AUTHORLINK: What was writing and publishing your first novel like?

MAUM: It was head-spinning. I’d been working so hard for so long, never getting paid for anything (and also lacking the courage and confidence to ask for compensation), revising and revising and working my tail off on this thing, and then all of a sudden, I had all of this support. Support in terms of resources, talent, publicity, financial support, too. I had a team! I was part of something. Pre-publication was tremendously exciting—I was so lucky, we got incredible press for my first book. What I hadn’t known to expect however is that even with a buzzy book, you usually have 6 weeks max and then everything dies down and you’re meant to go back to your hermit cave and write another book. And that support system you had kind of goes silent while you write. (Or don’t write.) That transition was tough.

AUTHORLINK: What had you written and/or published before that and how did that help?

MAUM: I had a lot of dark humor pieces, a self-published short story collection, a chapbook that had won a prize, I did a lot of reading series, had essays and short stories published, too. I had a lot of published work and that certainly allowed interested agents to experience my voice and, in some cases, see the way that people reacted to my voice (because they could track how a given piece performed online).

AUTHORLINK: What was something that surprised you the most after your first novel sold? What were some new unexpected occurrences after later books?

“…it means you write because you believe in what you are writing, …”

MAUM: Definitely the most surprising thing was that it was just as hard as ever to write! Maybe even harder because I had set an expectation. And I had a contract—my second novel was sold on a partial (this means a few chapters) and I had a year to deliver it. My agent told me a year was simply not enough time to write a book, but I was feeling cocky. But my agent was right. I actually ended up entering a depression and missing my book deadline. Life doesn’t stop just because you are a novelist, you know? Your friendships sour, loved ones get sick, in my case, I lost a pregnancy—stuff happens, and you need to learn how to write anyway. And then—this is the tough thing—you hope this thing you wrote will sell. The marketability question is a gruesome one. It’s been a tough four years. There is so much instability on an international scale, politically, environmentally, in health, you name it, that it has pretty much become impossible to forecast how any given book will do. That is hard to accept. But it’s kind of beautiful, because it means you write because you believe in what you are writing, not because you think your book will sell.

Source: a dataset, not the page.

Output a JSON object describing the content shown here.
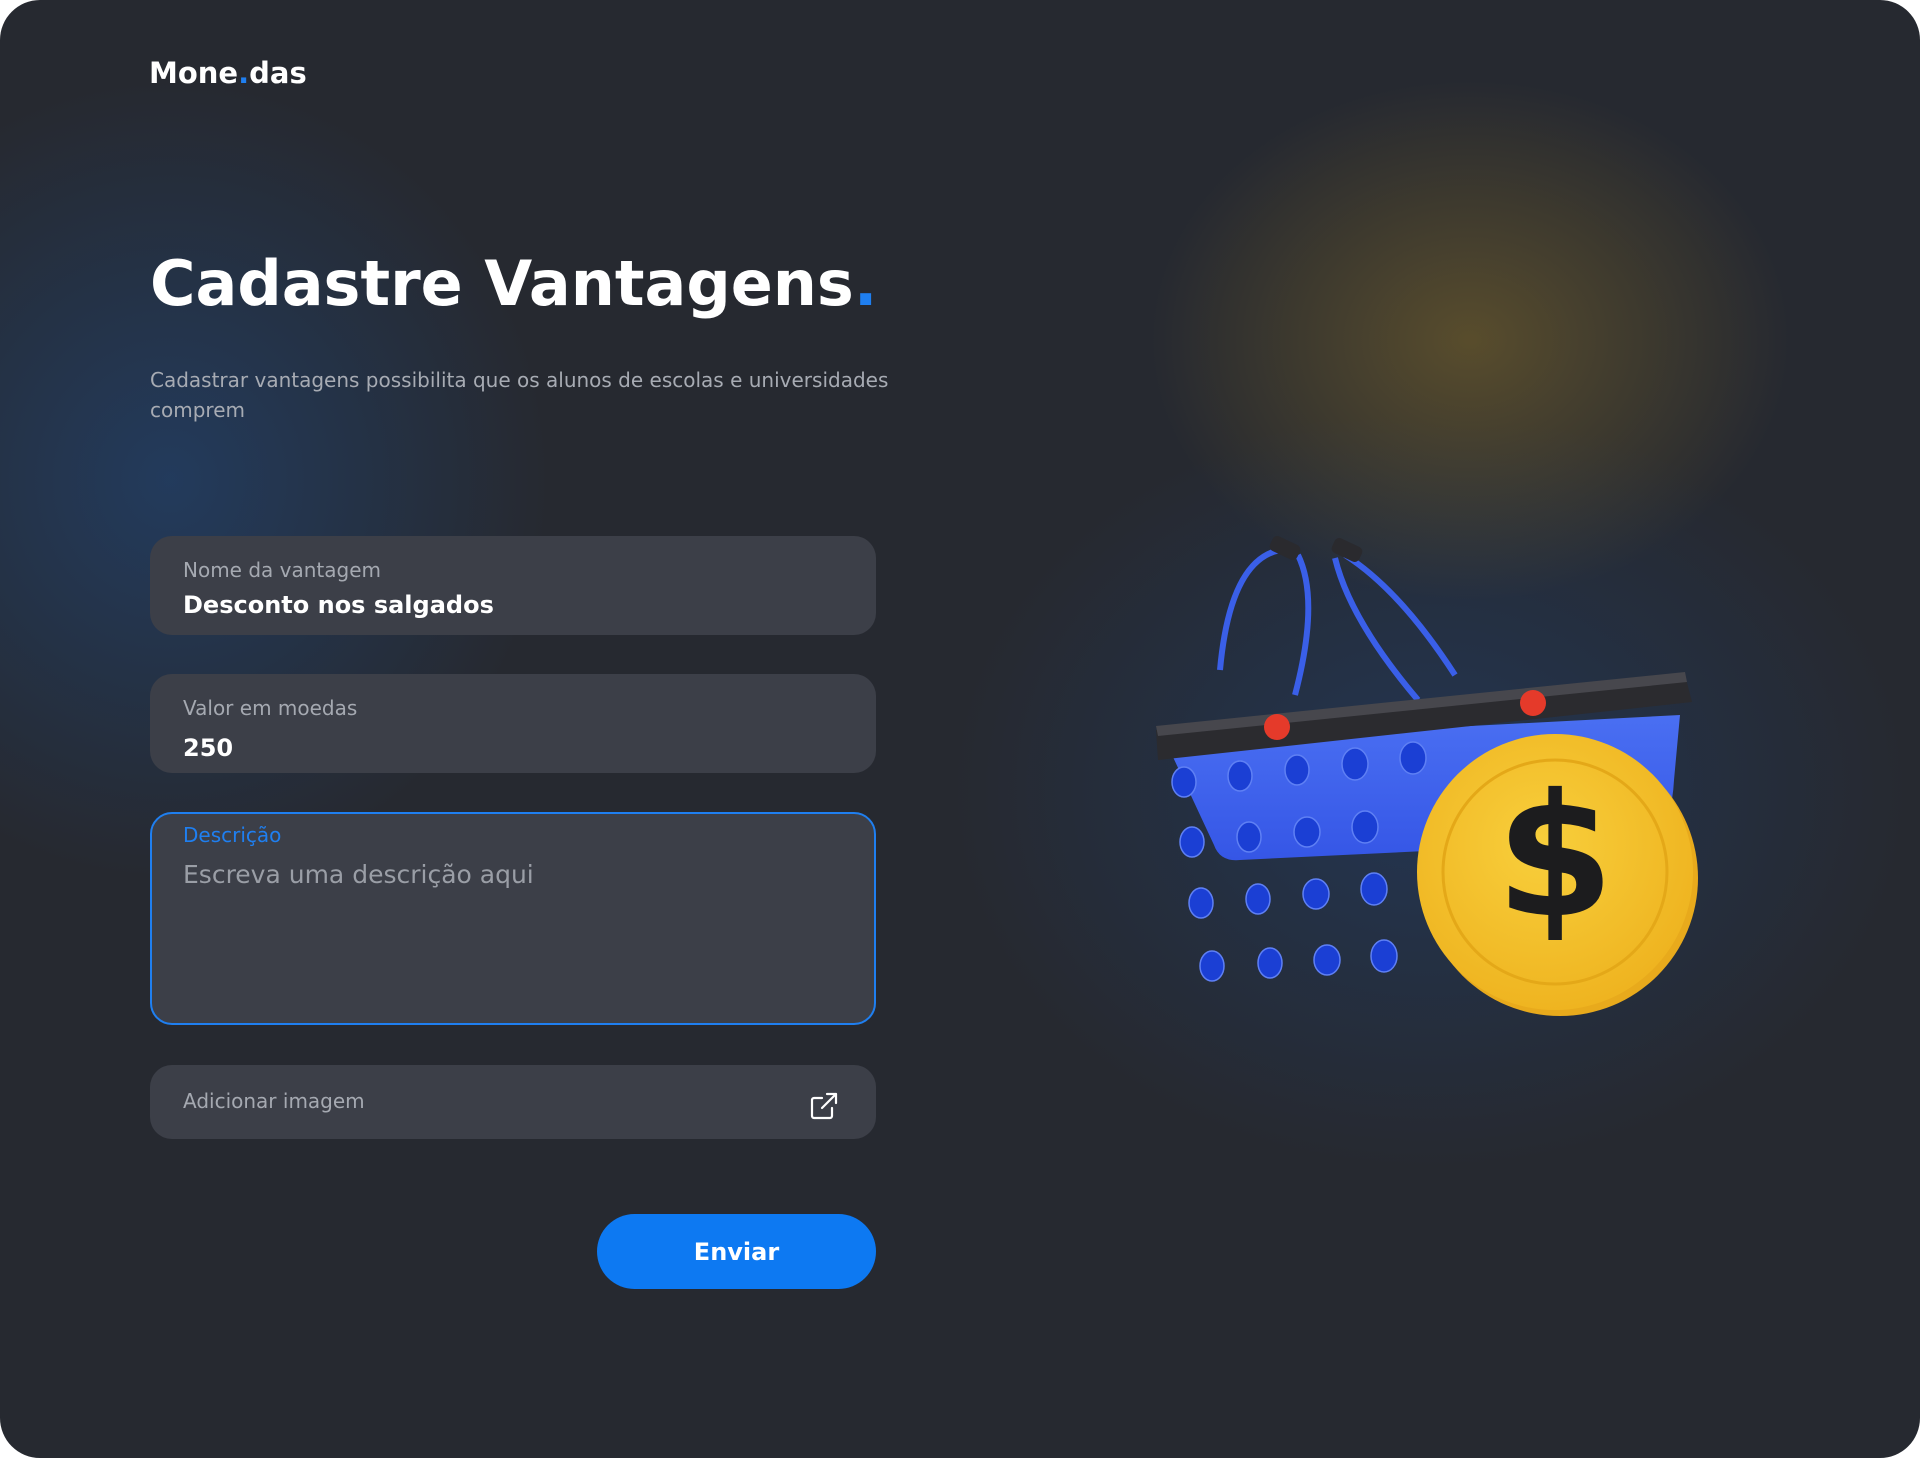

AUTHORLINK: What are you working on next?

MAUM: I’m working on completing an essay for Halimah Marcus’s forthcoming anthology Horse Girls and I’m gearing up for a major revision on a memoir I have a first draft of. I’m also continuing to send out my newsletter “Get Published, Stay Published.” It’s free and it has writing and publishing tips, and creativity-during-COVID tips, too. People can sign up via if they are interested!

About the Author: Courtney Maum is the author of three novels, Costalegre, Touch, and I Am Having So Much Fun Here Without You. She has also authored a chapbook, Notes from Mexico, and numerous works in publications such as The New York Times, O, The Oprah Magazine and BuzzFeed. She also founded a learning cooperative called The Cabins and works as a publishing consultant and product namer. She lives in Connecticut.